We had toned down our culinary expectations significantly for both cost and time considerations. But we still decided to do one meal with our cooking. That was a combination of the organization and cooking of my nieces X and E. I had committed to roasting lamb, chicken, and salmon on my Yoder wood pellet smoker/grill. X's finance, D, who does tons of smoking, agreed to handle which was a great stress reliever. X and E did our traditional schmaltz (chicken fat) mashed potatoes and a killer mac and cheese. With my flavoring of the meats and D's skill with smoker/grill the proteins came out great. Then Daughter #3 had made a Dutch Apple Pie with home made ice cream (our old fashioned ice cream maker of 30+ years died in the process 0 but not before the ice cream was properly churned!).
Wife went way beyond the call of duty. Even though it is not her family, she took on the chore of scanning in scads of pictures into a collage that could be put on one of the TV screens. These old pictures of family captivated everyone. Then she went even further. During the reunion itself the nieces X and E made their data base of pictures available to her and she added to collage. Finally on the last night she had pictures from the reunion itself included!
The final piece de resistance was the Blackjack game. This has a long family history. During the years when we had our family Thanksgivings, one of my uncles would always gather the grandchildren (my and my older brother's kids) and teach them Blackjack. As my niece E said, she learned how to count at those games. So we had my older brother go out and get cards and chips. He likes playing in Las Vegas so understands all the nuances. Then we got my grandchildren playing. It was a hoot to see the kids learning the subtle hand moves to ask for or hold their cards. And once they started the game in real watching the kids get so focused and serious.
As fast as the invasion completed the take over of the Tower, the reconquest of the Motherland began. On the 29th we were hard at work putting the house back to its normal arrangement. On the the 30th the both the Visigoths and Ostrogoths (#2 and #1 clans respectively) had moved on to more fertile fields.

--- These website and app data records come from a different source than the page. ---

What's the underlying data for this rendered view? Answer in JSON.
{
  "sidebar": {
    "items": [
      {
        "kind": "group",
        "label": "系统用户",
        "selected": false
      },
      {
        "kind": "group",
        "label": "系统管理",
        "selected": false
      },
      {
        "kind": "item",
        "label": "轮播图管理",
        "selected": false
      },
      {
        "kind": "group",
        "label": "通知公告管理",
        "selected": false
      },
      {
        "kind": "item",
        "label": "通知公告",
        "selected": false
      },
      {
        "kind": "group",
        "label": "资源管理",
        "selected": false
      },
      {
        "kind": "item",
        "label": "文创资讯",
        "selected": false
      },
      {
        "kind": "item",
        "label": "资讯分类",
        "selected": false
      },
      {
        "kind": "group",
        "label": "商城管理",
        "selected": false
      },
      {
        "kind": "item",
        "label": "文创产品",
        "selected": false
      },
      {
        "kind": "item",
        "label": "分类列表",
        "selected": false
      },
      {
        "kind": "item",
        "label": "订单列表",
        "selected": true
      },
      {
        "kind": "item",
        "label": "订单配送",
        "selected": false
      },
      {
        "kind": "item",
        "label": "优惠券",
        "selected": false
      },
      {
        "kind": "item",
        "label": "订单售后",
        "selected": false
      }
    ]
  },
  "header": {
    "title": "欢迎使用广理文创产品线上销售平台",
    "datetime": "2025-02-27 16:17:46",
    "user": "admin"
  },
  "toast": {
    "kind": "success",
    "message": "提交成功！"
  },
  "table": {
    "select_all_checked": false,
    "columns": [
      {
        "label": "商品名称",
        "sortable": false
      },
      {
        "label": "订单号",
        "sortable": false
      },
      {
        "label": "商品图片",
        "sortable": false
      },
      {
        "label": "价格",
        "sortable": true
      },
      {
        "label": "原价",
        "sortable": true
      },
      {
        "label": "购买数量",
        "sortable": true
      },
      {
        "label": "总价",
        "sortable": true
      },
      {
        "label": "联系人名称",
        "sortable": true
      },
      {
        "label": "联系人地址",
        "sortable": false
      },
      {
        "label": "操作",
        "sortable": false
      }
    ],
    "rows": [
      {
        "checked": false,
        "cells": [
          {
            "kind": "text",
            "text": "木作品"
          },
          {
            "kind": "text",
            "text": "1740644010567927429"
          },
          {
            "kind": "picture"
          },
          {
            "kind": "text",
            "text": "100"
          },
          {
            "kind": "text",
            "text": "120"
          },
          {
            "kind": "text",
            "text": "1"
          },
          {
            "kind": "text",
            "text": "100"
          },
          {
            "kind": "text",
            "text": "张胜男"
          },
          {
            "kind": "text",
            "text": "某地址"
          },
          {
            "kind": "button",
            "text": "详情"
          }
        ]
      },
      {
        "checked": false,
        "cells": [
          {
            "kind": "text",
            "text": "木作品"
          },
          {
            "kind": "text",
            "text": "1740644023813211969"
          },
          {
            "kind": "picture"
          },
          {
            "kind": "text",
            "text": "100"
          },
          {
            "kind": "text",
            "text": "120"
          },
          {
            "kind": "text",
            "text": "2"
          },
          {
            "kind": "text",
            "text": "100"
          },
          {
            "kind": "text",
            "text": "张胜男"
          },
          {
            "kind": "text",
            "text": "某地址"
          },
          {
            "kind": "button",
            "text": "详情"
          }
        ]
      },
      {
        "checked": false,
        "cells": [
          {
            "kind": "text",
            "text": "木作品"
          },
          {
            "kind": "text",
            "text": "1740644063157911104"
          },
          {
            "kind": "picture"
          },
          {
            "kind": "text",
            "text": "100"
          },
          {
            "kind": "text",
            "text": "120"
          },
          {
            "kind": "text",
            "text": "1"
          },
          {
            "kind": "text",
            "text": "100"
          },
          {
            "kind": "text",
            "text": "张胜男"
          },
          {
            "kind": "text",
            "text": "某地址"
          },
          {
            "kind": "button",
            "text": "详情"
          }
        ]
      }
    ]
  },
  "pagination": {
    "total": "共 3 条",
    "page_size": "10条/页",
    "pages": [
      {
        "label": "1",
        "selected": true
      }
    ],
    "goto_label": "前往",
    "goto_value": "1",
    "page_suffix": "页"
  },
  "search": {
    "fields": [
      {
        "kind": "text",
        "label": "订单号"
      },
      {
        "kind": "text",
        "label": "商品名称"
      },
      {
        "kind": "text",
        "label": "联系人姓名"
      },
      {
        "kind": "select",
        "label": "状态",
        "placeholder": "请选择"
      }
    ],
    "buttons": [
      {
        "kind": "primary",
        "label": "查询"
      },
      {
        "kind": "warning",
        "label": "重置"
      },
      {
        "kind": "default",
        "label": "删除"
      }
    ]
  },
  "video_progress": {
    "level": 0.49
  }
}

Sections of our home that had not been seen for a week were now back in de-I control. Negotiations with the Amsterdam contingent to repatriate them to the Ostrogoth lands in the Bay area are showing fruit.